Problem statement
In the entries below, count every line containing "BALANCE". Return the number and nothing else.

Supplied data
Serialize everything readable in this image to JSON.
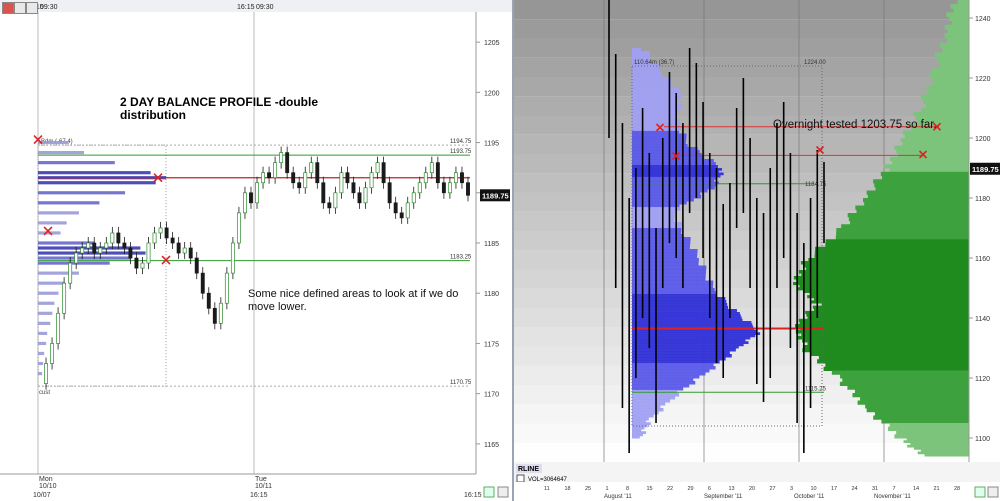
{
  "left": {
    "toolbar": {
      "time_a": "5:15",
      "time_b": "09:30",
      "time_c": "16:15",
      "time_d": "09:30"
    },
    "title_line1": "2 DAY BALANCE PROFILE -double",
    "title_line2": "distribution",
    "note_line1": "Some nice defined areas to look at if we do",
    "note_line2": "move lower.",
    "profile_label": "Bdm (-67.4)",
    "bottom_label": "cust",
    "ref_lines": [
      {
        "label": "1194.75",
        "value": 1194.75,
        "color": "#aaaaaa"
      },
      {
        "label": "1193.75",
        "value": 1193.75,
        "color": "#2e9b2e"
      },
      {
        "label": "1183.25",
        "value": 1183.25,
        "color": "#2e9b2e"
      },
      {
        "label": "1170.75",
        "value": 1170.75,
        "color": "#aaaaaa"
      }
    ],
    "poc": {
      "value": 1191.5,
      "color": "#c22020"
    },
    "price_badge": "1189.75",
    "y_axis": {
      "min": 1162,
      "max": 1208,
      "ticks": [
        "1205",
        "1200",
        "1195",
        "1190",
        "1185",
        "1180",
        "1175",
        "1170",
        "1165"
      ]
    },
    "x_labels": [
      {
        "line1": "Mon",
        "line2": "10/10"
      },
      {
        "line1": "Tue",
        "line2": "10/11"
      }
    ],
    "x_bottom": [
      "10/07",
      "16:15",
      "16:15"
    ]
  },
  "right": {
    "note": "Overnight tested 1203.75 so far.",
    "profile_label": "110.64m (36.7)",
    "top_label": "1224.00",
    "mid_label": "1184.75",
    "low_label": "1115.25",
    "price_badge": "1189.75",
    "y_axis": {
      "min": 1092,
      "max": 1246,
      "ticks": [
        "1240",
        "1220",
        "1200",
        "1180",
        "1160",
        "1140",
        "1120",
        "1100"
      ]
    },
    "indicator_title": "RLINE",
    "indicator_value": "VOL=3064647",
    "month_labels": [
      "August '11",
      "September '11",
      "October '11",
      "November '11"
    ],
    "day_ticks": [
      "11",
      "18",
      "25",
      "1",
      "8",
      "15",
      "22",
      "29",
      "6",
      "13",
      "20",
      "27",
      "3",
      "10",
      "17",
      "24",
      "31",
      "7",
      "14",
      "21",
      "28"
    ]
  },
  "chart_data": [
    {
      "type": "candlestick",
      "title": "2 DAY BALANCE PROFILE -double distribution",
      "ylim": [
        1162,
        1208
      ],
      "reference_levels": [
        1194.75,
        1193.75,
        1191.5,
        1183.25,
        1170.75
      ],
      "last_price": 1189.75,
      "price_path": [
        1171,
        1173,
        1175,
        1178,
        1181,
        1183,
        1184,
        1184.5,
        1185,
        1184,
        1184.5,
        1185,
        1186,
        1185,
        1184.5,
        1183.5,
        1182.5,
        1183,
        1185,
        1186,
        1186.5,
        1185.5,
        1185,
        1184,
        1184.5,
        1183.5,
        1182,
        1180,
        1178.5,
        1177,
        1179,
        1182,
        1185,
        1188,
        1190,
        1189,
        1191,
        1192,
        1191.5,
        1193,
        1194,
        1192,
        1191,
        1190.5,
        1192,
        1193,
        1191,
        1189,
        1188.5,
        1190,
        1192,
        1191,
        1190,
        1189,
        1190.5,
        1192,
        1193,
        1191,
        1189,
        1188,
        1187.5,
        1189,
        1190,
        1191,
        1192,
        1193,
        1191,
        1190,
        1191,
        1192,
        1191,
        1189.75
      ],
      "volume_profile": [
        {
          "price": 1195,
          "volume": 30
        },
        {
          "price": 1194,
          "volume": 45
        },
        {
          "price": 1193,
          "volume": 75
        },
        {
          "price": 1192,
          "volume": 110
        },
        {
          "price": 1191.5,
          "volume": 125
        },
        {
          "price": 1191,
          "volume": 115
        },
        {
          "price": 1190,
          "volume": 85
        },
        {
          "price": 1189,
          "volume": 60
        },
        {
          "price": 1188,
          "volume": 40
        },
        {
          "price": 1187,
          "volume": 28
        },
        {
          "price": 1186,
          "volume": 22
        },
        {
          "price": 1185,
          "volume": 55
        },
        {
          "price": 1184.5,
          "volume": 100
        },
        {
          "price": 1184,
          "volume": 105
        },
        {
          "price": 1183.5,
          "volume": 90
        },
        {
          "price": 1183,
          "volume": 70
        },
        {
          "price": 1182,
          "volume": 40
        },
        {
          "price": 1181,
          "volume": 26
        },
        {
          "price": 1180,
          "volume": 20
        },
        {
          "price": 1179,
          "volume": 16
        },
        {
          "price": 1178,
          "volume": 14
        },
        {
          "price": 1177,
          "volume": 12
        },
        {
          "price": 1176,
          "volume": 9
        },
        {
          "price": 1175,
          "volume": 8
        },
        {
          "price": 1174,
          "volume": 6
        },
        {
          "price": 1173,
          "volume": 5
        },
        {
          "price": 1172,
          "volume": 4
        }
      ]
    },
    {
      "type": "bar",
      "title": "",
      "ylim": [
        1092,
        1246
      ],
      "reference_levels": [
        1203.75,
        1194,
        1184.75,
        1136.5,
        1115.25
      ],
      "last_price": 1189.75,
      "daily_ranges": [
        {
          "high": 1250,
          "low": 1200
        },
        {
          "high": 1228,
          "low": 1150
        },
        {
          "high": 1205,
          "low": 1110
        },
        {
          "high": 1180,
          "low": 1095
        },
        {
          "high": 1190,
          "low": 1120
        },
        {
          "high": 1210,
          "low": 1140
        },
        {
          "high": 1195,
          "low": 1130
        },
        {
          "high": 1170,
          "low": 1105
        },
        {
          "high": 1200,
          "low": 1150
        },
        {
          "high": 1222,
          "low": 1165
        },
        {
          "high": 1215,
          "low": 1160
        },
        {
          "high": 1205,
          "low": 1150
        },
        {
          "high": 1230,
          "low": 1175
        },
        {
          "high": 1225,
          "low": 1180
        },
        {
          "high": 1212,
          "low": 1160
        },
        {
          "high": 1195,
          "low": 1140
        },
        {
          "high": 1190,
          "low": 1125
        },
        {
          "high": 1178,
          "low": 1120
        },
        {
          "high": 1185,
          "low": 1140
        },
        {
          "high": 1210,
          "low": 1170
        },
        {
          "high": 1220,
          "low": 1175
        },
        {
          "high": 1200,
          "low": 1150
        },
        {
          "high": 1180,
          "low": 1118
        },
        {
          "high": 1175,
          "low": 1112
        },
        {
          "high": 1190,
          "low": 1120
        },
        {
          "high": 1205,
          "low": 1150
        },
        {
          "high": 1212,
          "low": 1160
        },
        {
          "high": 1195,
          "low": 1130
        },
        {
          "high": 1175,
          "low": 1105
        },
        {
          "high": 1165,
          "low": 1095
        },
        {
          "high": 1180,
          "low": 1110
        },
        {
          "high": 1196,
          "low": 1140
        },
        {
          "high": 1192,
          "low": 1165
        }
      ],
      "volume_profile_blue": [
        {
          "price": 1230,
          "volume": 10
        },
        {
          "price": 1222,
          "volume": 30
        },
        {
          "price": 1215,
          "volume": 50
        },
        {
          "price": 1205,
          "volume": 45
        },
        {
          "price": 1198,
          "volume": 60
        },
        {
          "price": 1190,
          "volume": 95
        },
        {
          "price": 1184,
          "volume": 85
        },
        {
          "price": 1176,
          "volume": 40
        },
        {
          "price": 1168,
          "volume": 55
        },
        {
          "price": 1160,
          "volume": 70
        },
        {
          "price": 1150,
          "volume": 85
        },
        {
          "price": 1142,
          "volume": 110
        },
        {
          "price": 1136,
          "volume": 135
        },
        {
          "price": 1130,
          "volume": 110
        },
        {
          "price": 1122,
          "volume": 75
        },
        {
          "price": 1114,
          "volume": 40
        },
        {
          "price": 1106,
          "volume": 15
        },
        {
          "price": 1100,
          "volume": 5
        }
      ],
      "volume_profile_green": [
        {
          "price": 1246,
          "volume": 10
        },
        {
          "price": 1235,
          "volume": 18
        },
        {
          "price": 1222,
          "volume": 28
        },
        {
          "price": 1210,
          "volume": 40
        },
        {
          "price": 1200,
          "volume": 55
        },
        {
          "price": 1190,
          "volume": 70
        },
        {
          "price": 1180,
          "volume": 90
        },
        {
          "price": 1170,
          "volume": 110
        },
        {
          "price": 1160,
          "volume": 140
        },
        {
          "price": 1152,
          "volume": 150
        },
        {
          "price": 1145,
          "volume": 130
        },
        {
          "price": 1138,
          "volume": 150
        },
        {
          "price": 1130,
          "volume": 140
        },
        {
          "price": 1120,
          "volume": 110
        },
        {
          "price": 1110,
          "volume": 85
        },
        {
          "price": 1100,
          "volume": 55
        },
        {
          "price": 1094,
          "volume": 35
        }
      ]
    }
  ]
}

Reply
2